Most statistical inference methods were established under the assumption that the fitted model is known in advance. In practice, however, researchers often obtain their final model by some data-driven selection process. The selection process makes the finally fitted model random, and it also influences the sampling distribution of the estimator. Therefore, implementing naive inference methods may result in wrong conclusions—which is probably a prime source of the reproducibility crisis in psychological science. The present study accommodates three valid state-of-the-art postselection inference methods for structural equation modeling (SEM) from the statistical literature: data splitting (DS), postselection inference (PoSI), and the polyhedral (PH) method. A simulation is conducted to compare the three methods with the commonly used naive procedure under selection events made by L1-penalized SEM. The results show that the naive method often yields incorrect inference, and that the valid methods control the coverage rate in most cases with their own pros and cons. Real world data examples show the practical use of the valid inference methods.

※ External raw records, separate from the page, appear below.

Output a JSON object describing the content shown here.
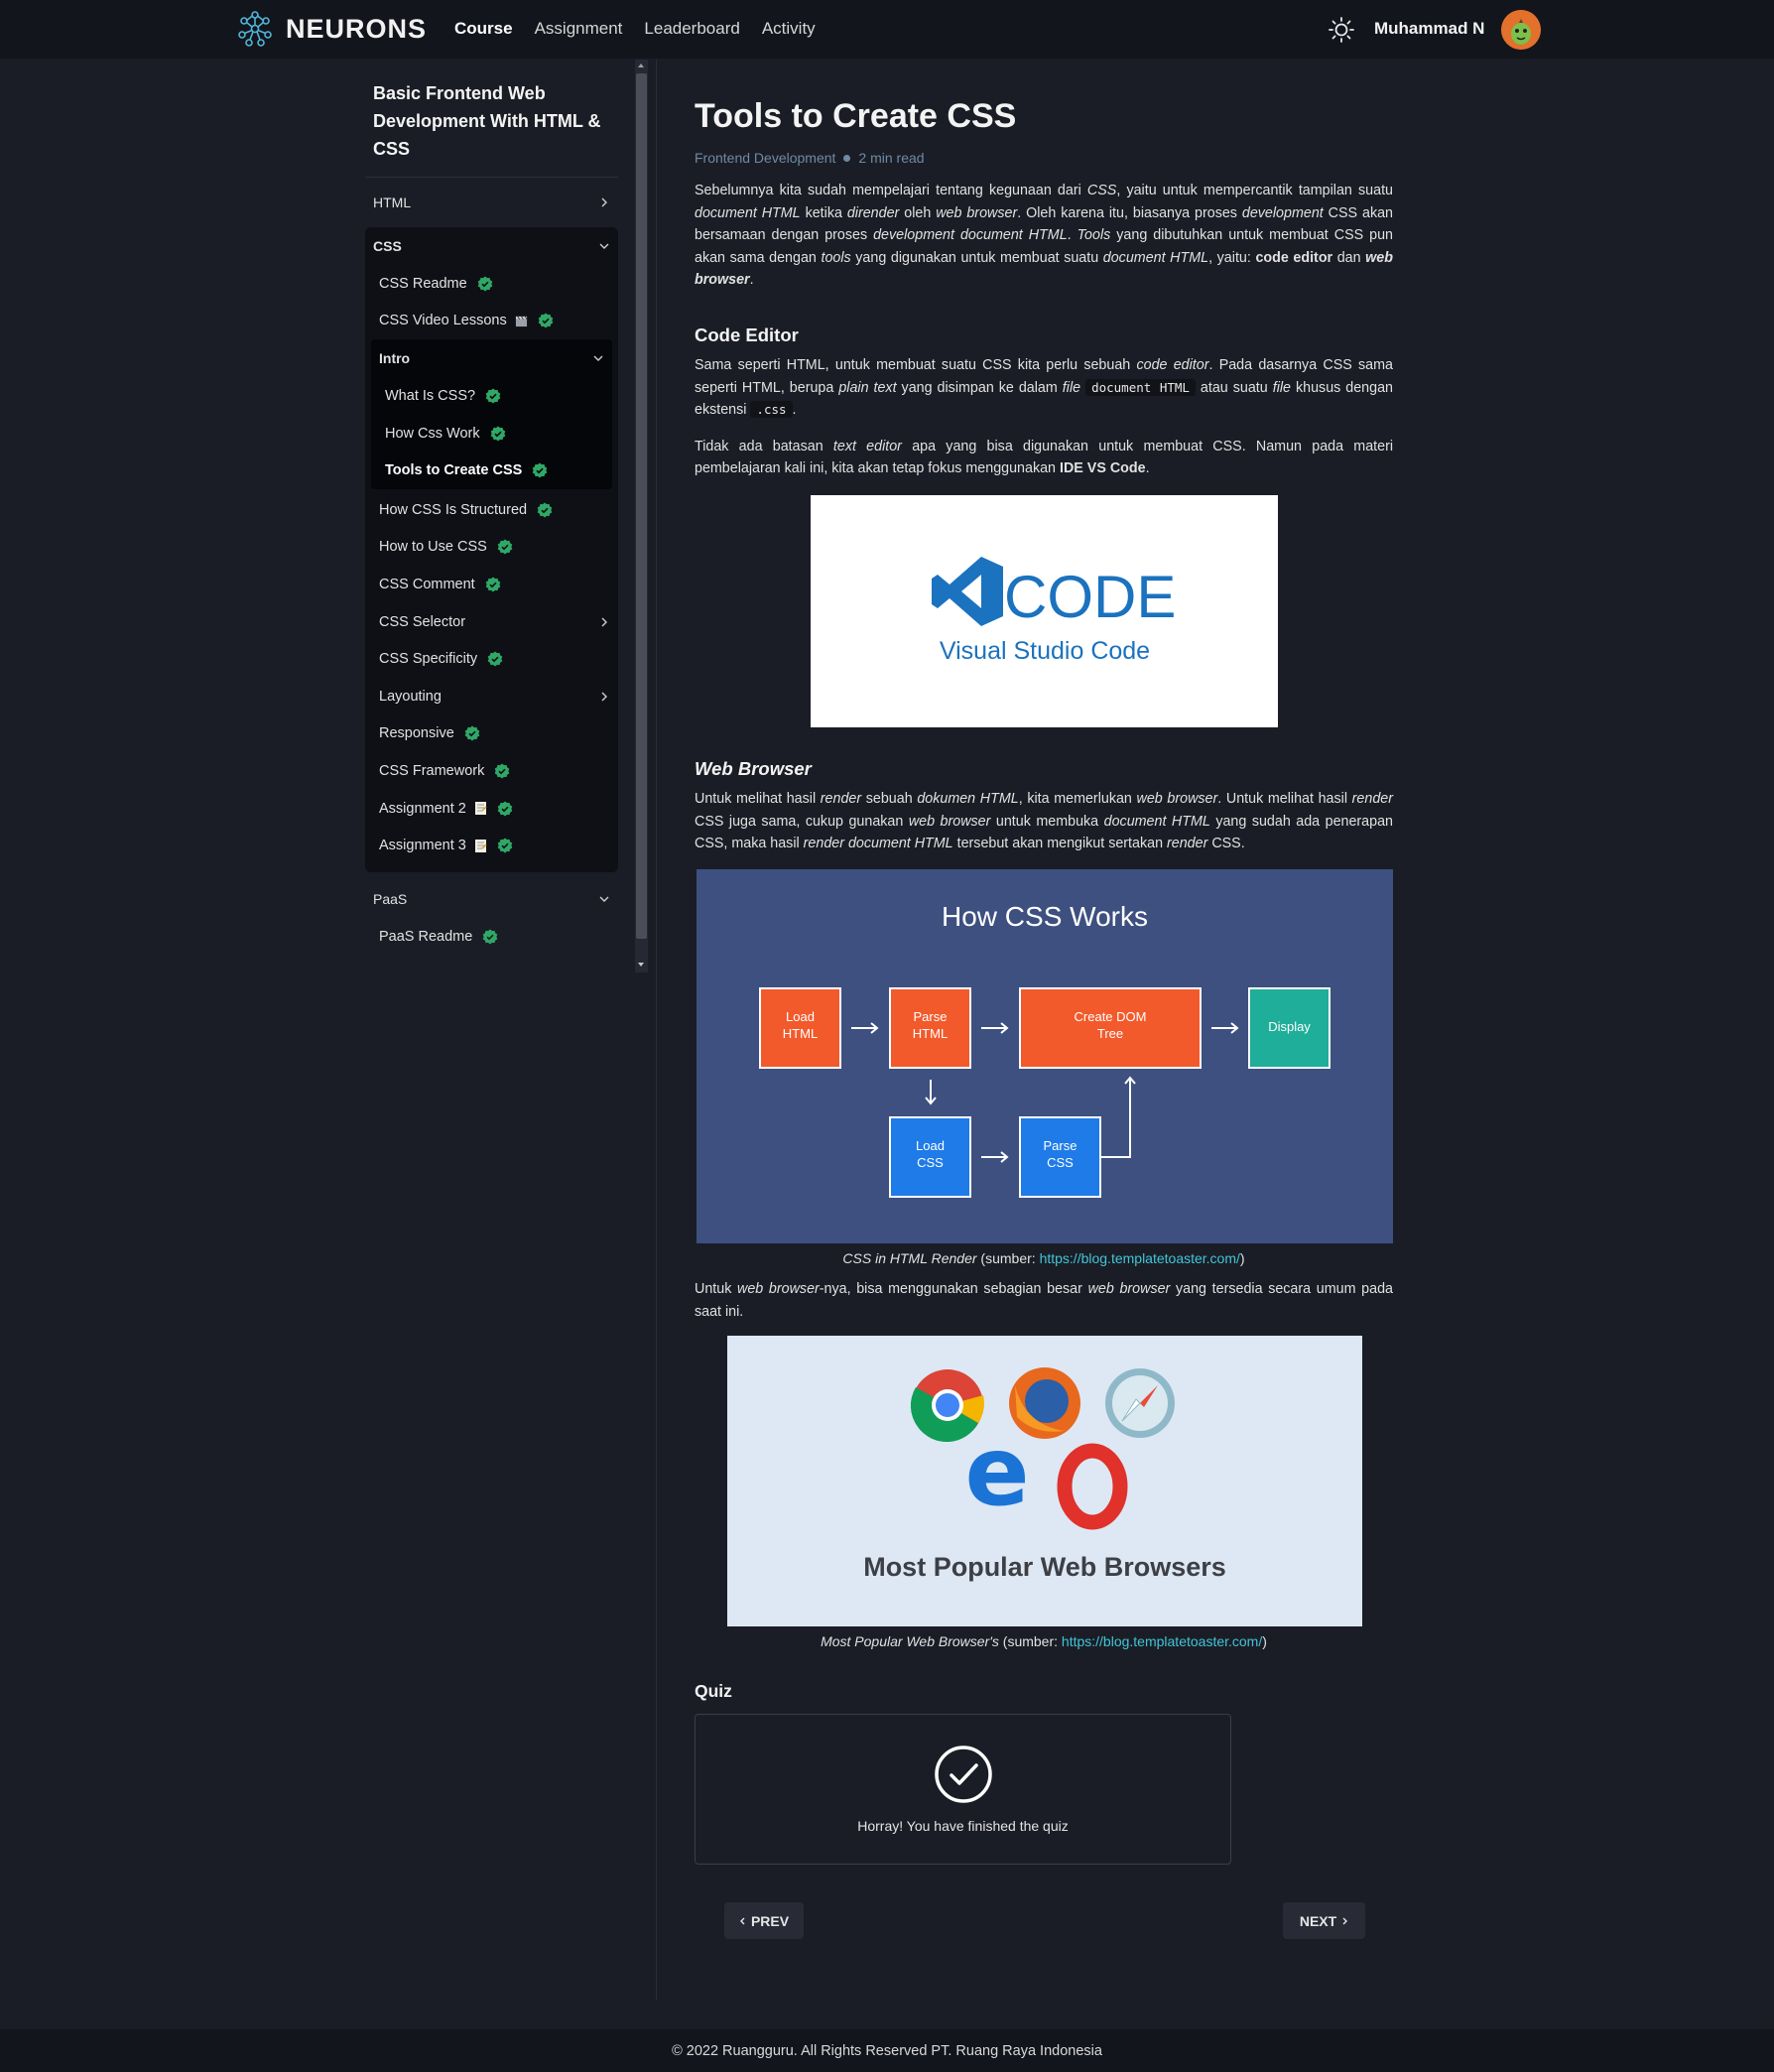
{
  "app": {
    "brand": "NEURONS"
  },
  "nav": {
    "links": [
      "Course",
      "Assignment",
      "Leaderboard",
      "Activity"
    ],
    "active": "Course",
    "user_name": "Muhammad N"
  },
  "sidebar": {
    "course_title": "Basic Frontend Web Development With HTML & CSS",
    "html_label": "HTML",
    "css_label": "CSS",
    "css_items_top": [
      "CSS Readme",
      "CSS Video Lessons"
    ],
    "intro_label": "Intro",
    "intro_items": [
      "What Is CSS?",
      "How Css Work",
      "Tools to Create CSS"
    ],
    "css_items_bottom": [
      "How CSS Is Structured",
      "How to Use CSS",
      "CSS Comment",
      "CSS Selector",
      "CSS Specificity",
      "Layouting",
      "Responsive",
      "CSS Framework",
      "Assignment 2",
      "Assignment 3"
    ],
    "paas_label": "PaaS",
    "paas_items": [
      "PaaS Readme"
    ],
    "colors": {
      "check": "#2fa866"
    }
  },
  "article": {
    "title": "Tools to Create CSS",
    "category": "Frontend Development",
    "read_time": "2 min read",
    "section_code_editor": "Code Editor",
    "section_web_browser": "Web Browser",
    "vscode_image": {
      "word": "CODE",
      "subtitle": "Visual Studio Code"
    },
    "howcss_image": {
      "title": "How CSS Works",
      "load_html": "Load HTML",
      "parse_html": "Parse HTML",
      "create_dom": "Create DOM Tree",
      "display": "Display",
      "load_css": "Load CSS",
      "parse_css": "Parse CSS"
    },
    "caption1_italic": "CSS in HTML Render",
    "caption1_src": " (sumber: ",
    "caption1_link": "https://blog.templatetoaster.com/",
    "caption_close": ")",
    "browsers_image": {
      "title": "Most Popular Web Browsers"
    },
    "caption2_italic": "Most Popular Web Browser's",
    "caption2_src": " (sumber: ",
    "caption2_link": "https://blog.templatetoaster.com/"
  },
  "quiz": {
    "title": "Quiz",
    "message": "Horray! You have finished the quiz"
  },
  "pager": {
    "prev": "PREV",
    "next": "NEXT"
  },
  "footer": {
    "text": "© 2022 Ruangguru. All Rights Reserved PT. Ruang Raya Indonesia"
  }
}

All Science Journal Classification (ASJC) codes
- Statistics and Probability
- Experimental and Cognitive Psychology
- Arts and Humanities (miscellaneous)